ITS ALL IN THE DETAIL
Here are a few solutions to keeping your boat looking like the belle of the ball at the marina. By doing the installation correctly in the first place, you will save lots of time down the line trying to rectify the initial mistakes. Let’s take a look.
Unsealed wood, especially plywood endgrain is a common mistake made in boat building. The end-grain is often neglected and not sealed and will turn into a swollen mess as it begins to absorb water. Water will quickly find its way into the laminate and it won’t be long before the laminate begins to separate and buckle. Sealing your wood end-grains will prevent delamination and a lot of work to rectify the problem. Epoxy seals work well for wood end-grains and stop the infiltration of water and the consequent damage.
Modern boat construction uses an increasing amount of printed circuit boards in the DB panels.

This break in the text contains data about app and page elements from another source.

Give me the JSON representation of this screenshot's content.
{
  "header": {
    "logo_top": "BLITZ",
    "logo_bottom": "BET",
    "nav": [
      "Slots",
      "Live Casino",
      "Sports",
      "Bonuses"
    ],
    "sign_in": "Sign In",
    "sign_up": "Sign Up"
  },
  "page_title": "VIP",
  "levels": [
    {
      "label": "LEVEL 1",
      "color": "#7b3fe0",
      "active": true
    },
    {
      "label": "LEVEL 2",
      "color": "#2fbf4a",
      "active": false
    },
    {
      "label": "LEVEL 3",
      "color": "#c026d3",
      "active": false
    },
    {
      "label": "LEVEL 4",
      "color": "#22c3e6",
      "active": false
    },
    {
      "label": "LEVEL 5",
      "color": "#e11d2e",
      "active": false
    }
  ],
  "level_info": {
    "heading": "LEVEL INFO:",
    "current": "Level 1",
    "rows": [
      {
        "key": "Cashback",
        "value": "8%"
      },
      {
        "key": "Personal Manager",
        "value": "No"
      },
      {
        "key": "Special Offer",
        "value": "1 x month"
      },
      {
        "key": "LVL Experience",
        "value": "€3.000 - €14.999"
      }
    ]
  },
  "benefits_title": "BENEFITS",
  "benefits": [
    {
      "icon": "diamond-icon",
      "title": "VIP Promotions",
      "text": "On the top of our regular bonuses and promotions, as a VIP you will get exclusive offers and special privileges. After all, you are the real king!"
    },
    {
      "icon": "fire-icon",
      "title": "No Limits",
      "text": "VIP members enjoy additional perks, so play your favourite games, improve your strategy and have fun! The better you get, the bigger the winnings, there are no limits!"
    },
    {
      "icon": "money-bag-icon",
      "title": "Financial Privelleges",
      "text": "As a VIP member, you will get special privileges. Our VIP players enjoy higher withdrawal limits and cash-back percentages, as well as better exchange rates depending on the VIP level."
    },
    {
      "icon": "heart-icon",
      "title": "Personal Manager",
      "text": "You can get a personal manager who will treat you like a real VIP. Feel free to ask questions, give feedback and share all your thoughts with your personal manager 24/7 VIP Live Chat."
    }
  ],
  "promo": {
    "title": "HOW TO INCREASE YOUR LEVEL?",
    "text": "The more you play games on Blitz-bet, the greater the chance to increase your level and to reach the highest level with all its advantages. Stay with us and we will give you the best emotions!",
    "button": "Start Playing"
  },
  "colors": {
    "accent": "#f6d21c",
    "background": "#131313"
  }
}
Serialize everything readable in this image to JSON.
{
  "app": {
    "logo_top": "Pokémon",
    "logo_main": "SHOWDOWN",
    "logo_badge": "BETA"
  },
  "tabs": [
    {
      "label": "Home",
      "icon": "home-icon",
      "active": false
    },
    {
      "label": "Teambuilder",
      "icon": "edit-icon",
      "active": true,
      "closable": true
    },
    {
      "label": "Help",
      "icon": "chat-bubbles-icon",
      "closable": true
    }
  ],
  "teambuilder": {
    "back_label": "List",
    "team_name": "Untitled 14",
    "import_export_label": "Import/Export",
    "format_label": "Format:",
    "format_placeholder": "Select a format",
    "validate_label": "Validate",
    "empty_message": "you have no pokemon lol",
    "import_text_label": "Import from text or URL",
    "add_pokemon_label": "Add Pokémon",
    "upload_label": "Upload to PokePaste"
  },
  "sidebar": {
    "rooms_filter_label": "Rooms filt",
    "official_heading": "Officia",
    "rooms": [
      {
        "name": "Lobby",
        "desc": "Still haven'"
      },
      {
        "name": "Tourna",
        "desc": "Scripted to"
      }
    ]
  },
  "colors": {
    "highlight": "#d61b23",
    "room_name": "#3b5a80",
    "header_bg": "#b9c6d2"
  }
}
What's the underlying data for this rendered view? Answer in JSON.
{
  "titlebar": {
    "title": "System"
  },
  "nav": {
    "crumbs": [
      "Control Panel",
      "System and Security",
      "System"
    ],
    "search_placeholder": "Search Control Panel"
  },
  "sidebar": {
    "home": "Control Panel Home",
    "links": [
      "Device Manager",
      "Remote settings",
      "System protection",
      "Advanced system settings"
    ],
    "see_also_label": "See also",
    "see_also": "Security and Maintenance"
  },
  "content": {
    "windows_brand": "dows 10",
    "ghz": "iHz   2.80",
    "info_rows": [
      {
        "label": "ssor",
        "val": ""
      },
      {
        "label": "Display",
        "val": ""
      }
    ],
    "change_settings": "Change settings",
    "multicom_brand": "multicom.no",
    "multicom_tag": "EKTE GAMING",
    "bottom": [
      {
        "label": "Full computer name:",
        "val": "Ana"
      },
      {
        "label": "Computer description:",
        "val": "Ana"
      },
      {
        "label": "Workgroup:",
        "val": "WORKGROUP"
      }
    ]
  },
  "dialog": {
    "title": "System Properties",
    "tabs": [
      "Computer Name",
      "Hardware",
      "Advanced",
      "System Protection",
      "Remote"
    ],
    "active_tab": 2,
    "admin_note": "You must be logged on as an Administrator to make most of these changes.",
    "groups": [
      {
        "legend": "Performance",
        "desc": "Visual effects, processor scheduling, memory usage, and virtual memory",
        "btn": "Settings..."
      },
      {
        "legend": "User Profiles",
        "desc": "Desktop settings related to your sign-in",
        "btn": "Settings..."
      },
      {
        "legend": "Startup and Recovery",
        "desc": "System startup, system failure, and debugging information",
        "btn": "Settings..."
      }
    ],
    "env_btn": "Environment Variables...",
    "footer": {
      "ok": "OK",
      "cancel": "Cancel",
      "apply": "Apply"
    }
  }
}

Are there printed circuit boards able to withstand the rigours of the elements such as sea air? A lot of printed circuit boards come with what is called a Conformal Coating which is designed to prevent corrosion of the components. If your circuit boards have no coating, do a quick online search which will offer up a variety of coatings for circuit board application. Alternatively, ask your local dealer for their input.
CABLES AND HOSES
The use of cable ties should be restricted on boats. These nylon cable ties become brittle over time and begin to degrade and break down. After they fail, the wiring that they support hangs free and is then allowed to come in contact with moving parts or even heat caused by the engine which will eventually spell disaster. Any cables that run over the engine should be secured with metal clips that are not going to degrade and break like the nylon cable ties will. There are also a variety of rubber coated metal clips that are heat resistant and do a great job of securing wiring, particularly in hot areas found near the engine.
Many boats share a common problem and that is the incorrect installation of the battery. There are several issues that can occur. Uninsulated terminals can cause a short if a metal object falls across the two terminals. Battery terminals should always have insulating covers protecting them.
Seacocks, through-hull fittings and any other fittings that are below the waterline need to be installed properly and checked regularly. Many boat sinkings are due to improperly fitted or degraded through-hull fittings. These fittings need to be checked regularly, at least a couple of times a year to ensure they are in top condition. Hoses connected to through-hull fittings are also a source of leaks and the hose clamps that hold them in place need to be checked regularly. Fittings that are just above the waterline can go below the waterline during rough seas and when the boat has taken on a lot of weight. These above the waterline through-hull fittings also need to be monitored for any degradation that might occur. Discharge through-hull fittings should have the necessary check valves to prevent water finding its way into the boat.